Lewis, Robert K. Critical Damage: A Mark Mallen Novel. Midnight Ink. Apr. 2014. 304p. ISBN 9780738736235. pap. $14.99. M
Oldham, Nick. Judgement Call: A Detective Superintendent Henry Christie Novel. Severn House. Feb. 2014. 220p. ISBN 9780727883339. $28.95. M
Rhodes, Kate. A Killing of Angels. Minotaur: St. Martin’s. Feb. 2014. 336p. ISBN 9781250014313. $25.99; ebk. ISBN 9781250014306. M
Brett, Simon. The Strangling on the Stage: A Fethering Mystery. Crème de la Crime: Severn House. Feb. 2014. 204p. ISBN 9781780290560. $27.95. M
Pandian, Gigi. Pirate Vishnu: A Jaya Jones Treasure Hunt Mystery. Henery. Feb. 2014.
308p. ISBN 9781938383977. pap. $15.95. M
Stein, Triss. Brooklyn Graves: An Erica Donato Mystery. Poisoned Pen. Mar. 2014. 240p. ISBN 9781464202179. $24.95; pap. ISBN 9781464202193. $14.95. M
Coleman, Reed Farrel. The Hollow Girl: A Moe Prager Mystery. Tyrus. May 2014. 304p. ISBN 9781440562020. $24.95;
pap. ISBN 9781440573019. $16.99. M
Shaw, William. She’s Leaving Home. Mulholland: Little, Brown. Feb. 2014. 432p. ISBN 9780316246842. $26; ebk. ISBN 9780316246835. M
TERRY’S READER RESOLUTIONS
This month I’m going back to C.J. Box’s New Year’s reading resolutions (see Mystery, LJ 1/14, p. 76, for the full report). Box resolved that he would read Black Cherry Blues by James Lee Burke. In an email he noted, “I’ve read most of his other books and I’m a huge fan, but for some reason I missed the one considered a classic. It’s on my list. So is Hombre by Elmore Leonard.” Box also heartily endorsed Scottish author Denise Mina, describing her as “brilliant” and “a fantastic stylist.” When last sighted, he was reading Mina’s Gods and Beasts. No slouch himself, Box has a new Joe Pickett mystery, coming out in March (Stone Cold). A collection of Box short stories (Shots Fired) publishes this summer. He promises another chilling stand-alone (after The Highway) for 2015. One of Box’s talents is his ability to appeal to both male and female readers; statistics indicate that his fan base is split right down the middle.

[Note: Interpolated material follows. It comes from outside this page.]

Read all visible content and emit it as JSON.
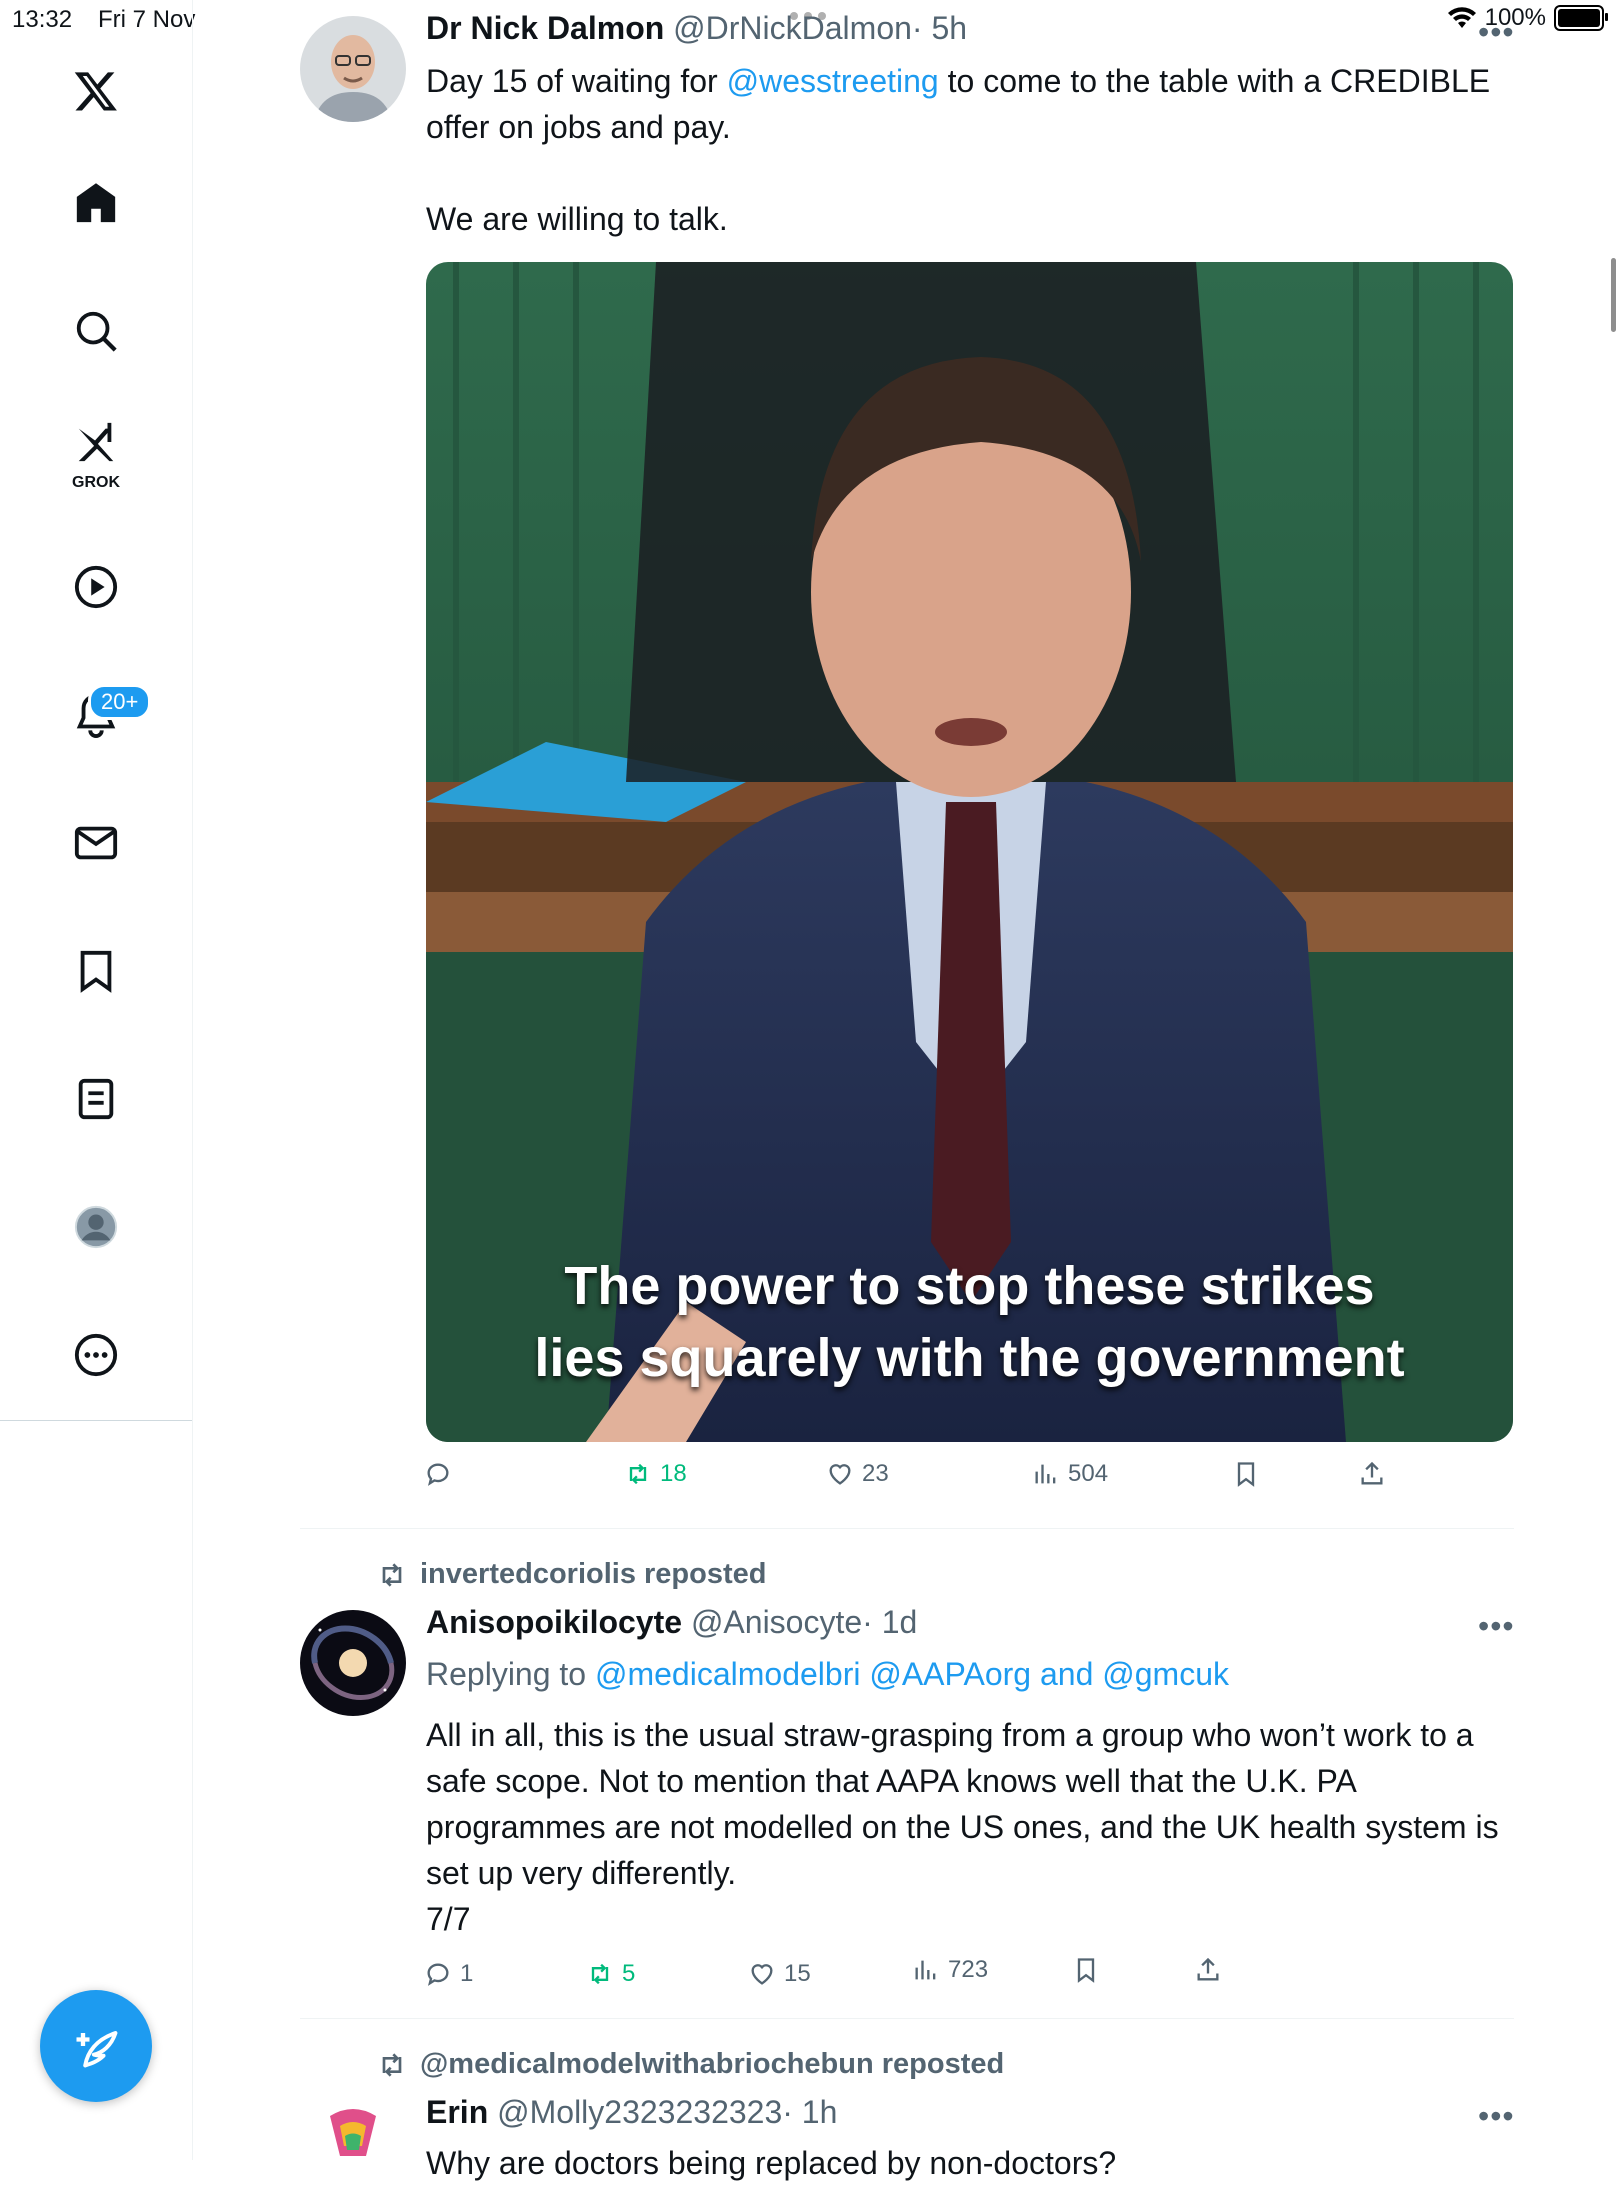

Don’t let winter hold you in its grip! SleuthFest 2014 (mwaflorida.org/sleuthfest.htm) comes to Orlando, FL, on February 27 and runs until March 2. Librarian’s Day, with special rates, is February 28. All sorts of show-stopping authors will be featured, including
Laura Lippman, Ace Atkins, and Hank Phillippi Ryan. Or, head west to Left Coast Crime (LeftCoastCrime.org/2014), being held on March 20–23 in Monterey, CA. Marcia Muller and Bill Pronzini, Cara Black, Louise Penny, and Sue Grafton are among the honorees, with the irrepressible Brad Parks as toastmaster.